Not surprisingly, Vladimir Nabokov's 1955 controversial novel Lolita was met with scathing reviews. The novel tells the story of middle-aged professor Humbert Humbert, who becomes obsessed and later, sexually involved with, a 12-year-old girl. In fact, the novel was turned down by various publishers, who deemed it too controversial. After it was finally printed in 1955, it was called everything from "dull" to "filthy" and "unrestrained pornography." Nevertheless, despite its early controversy, it remains a cultural juggernaut and remains one of the most banned books in America. Here are 20 more books you never knew were banned.
Gone with the Wind
Written by Margaret Mitchell and first published in 1936, Gone with the Wind is a beloved classic. Set in the Civil-War era South, it tells the coming-of-age story of the colorful main character, Scarlett O'Hara. While many readers consider the novel amongst their favorites, not all critics believed that the novel deserved a place on the bookshelf with other Great American Novels; a New York Times 1936 review called the book 1,037-page book "oversized," and that it would be better if it had been edited down to "about 500 pages." The reviewer also calls Mitchell's writing "lively" but "never distinguished," with a "good many questionable touches" to the dialogue.
Emily Bronte's 1847 novel Wuthering Heights is today considered a classic piece of English literature, inspiring numerous adaptations, both on film and on stage. On the outset, the story appears to be a typical love story between the lovely Catherine and the handsome Heathcliff. However, the novel was not without controversy because of its focus on violence and incest, and early reviews were mixed. While some reviewers praised the story's imaginative writing, others called it "disagreeable" and "inartistic." An 1848 review in the Examiner called the novel, "wild, confused, disjointed, and improbable."
The House at Pooh Corner
It's hard to believe that anyone would consider one of A.A. Milne's classic tales of Pooh Bear and his animal friends to be anything but charming, right?
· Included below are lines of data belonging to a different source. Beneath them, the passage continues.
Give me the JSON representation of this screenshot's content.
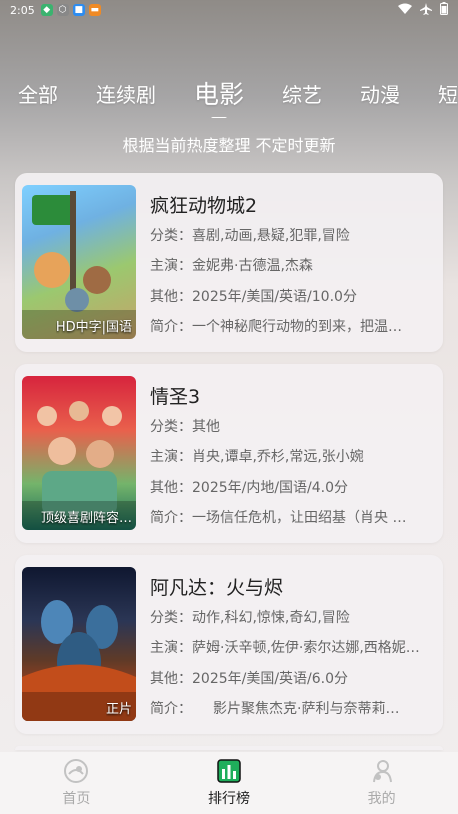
{
  "status": {
    "time": "2:05"
  },
  "tabs": [
    {
      "label": "全部"
    },
    {
      "label": "连续剧"
    },
    {
      "label": "电影"
    },
    {
      "label": "综艺"
    },
    {
      "label": "动漫"
    },
    {
      "label": "短剧"
    }
  ],
  "subtitle": "根据当前热度整理 不定时更新",
  "movies": [
    {
      "title": "疯狂动物城2",
      "category": "分类：喜剧,动画,悬疑,犯罪,冒险",
      "cast": "主演：金妮弗·古德温,杰森",
      "other": "其他：2025年/美国/英语/10.0分",
      "intro": "简介：一个神秘爬行动物的到来，把温…",
      "badge": "HD中字|国语"
    },
    {
      "title": "情圣3",
      "category": "分类：其他",
      "cast": "主演：肖央,谭卓,乔杉,常远,张小婉",
      "other": "其他：2025年/内地/国语/4.0分",
      "intro": "简介：一场信任危机，让田绍基（肖央 …",
      "badge": "顶级喜剧阵容…"
    },
    {
      "title": "阿凡达：火与烬",
      "category": "分类：动作,科幻,惊悚,奇幻,冒险",
      "cast": "主演：萨姆·沃辛顿,佐伊·索尔达娜,西格妮…",
      "other": "其他：2025年/美国/英语/6.0分",
      "intro": "简介：　　影片聚焦杰克·萨利与奈蒂莉…",
      "badge": "正片"
    }
  ],
  "nav": [
    {
      "label": "首页"
    },
    {
      "label": "排行榜"
    },
    {
      "label": "我的"
    }
  ],
  "colors": {
    "accent": "#1fae5b",
    "nav_inactive": "#aaaaaa"
  }
}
Surprisingly, when the novel was first published in 1926, not everyone found it endearing; in a famous New Yorker essay, critic Dorothy Parker dissects the story's confusing dialogue between Pooh and Piglet, writing sardonically in her "Constant Reader" column, "And…that marks the first place in 'The House at Pooh Corner' at which Tonstant Weader Fwowed up." Ouch. These are the children's books every adult needs to read again.
Where the Wild Things Are
Maurice Sendak's timeless picture book, which tells the story of Max, a young boy who's fantastical imagination takes him on a trek through a jungle adventure, has become a much-loved favorite for children and their parents. Yet, when it was first published in 1963, Publisher's Weekly said that the illustrations were "frightening" and that the storyline was "pointless and confusing." It's safe to say that the book overcame that early criticism—it's sold tens of millions of copies since its first edition, and has spawned numerous film, television, and stage adaptations.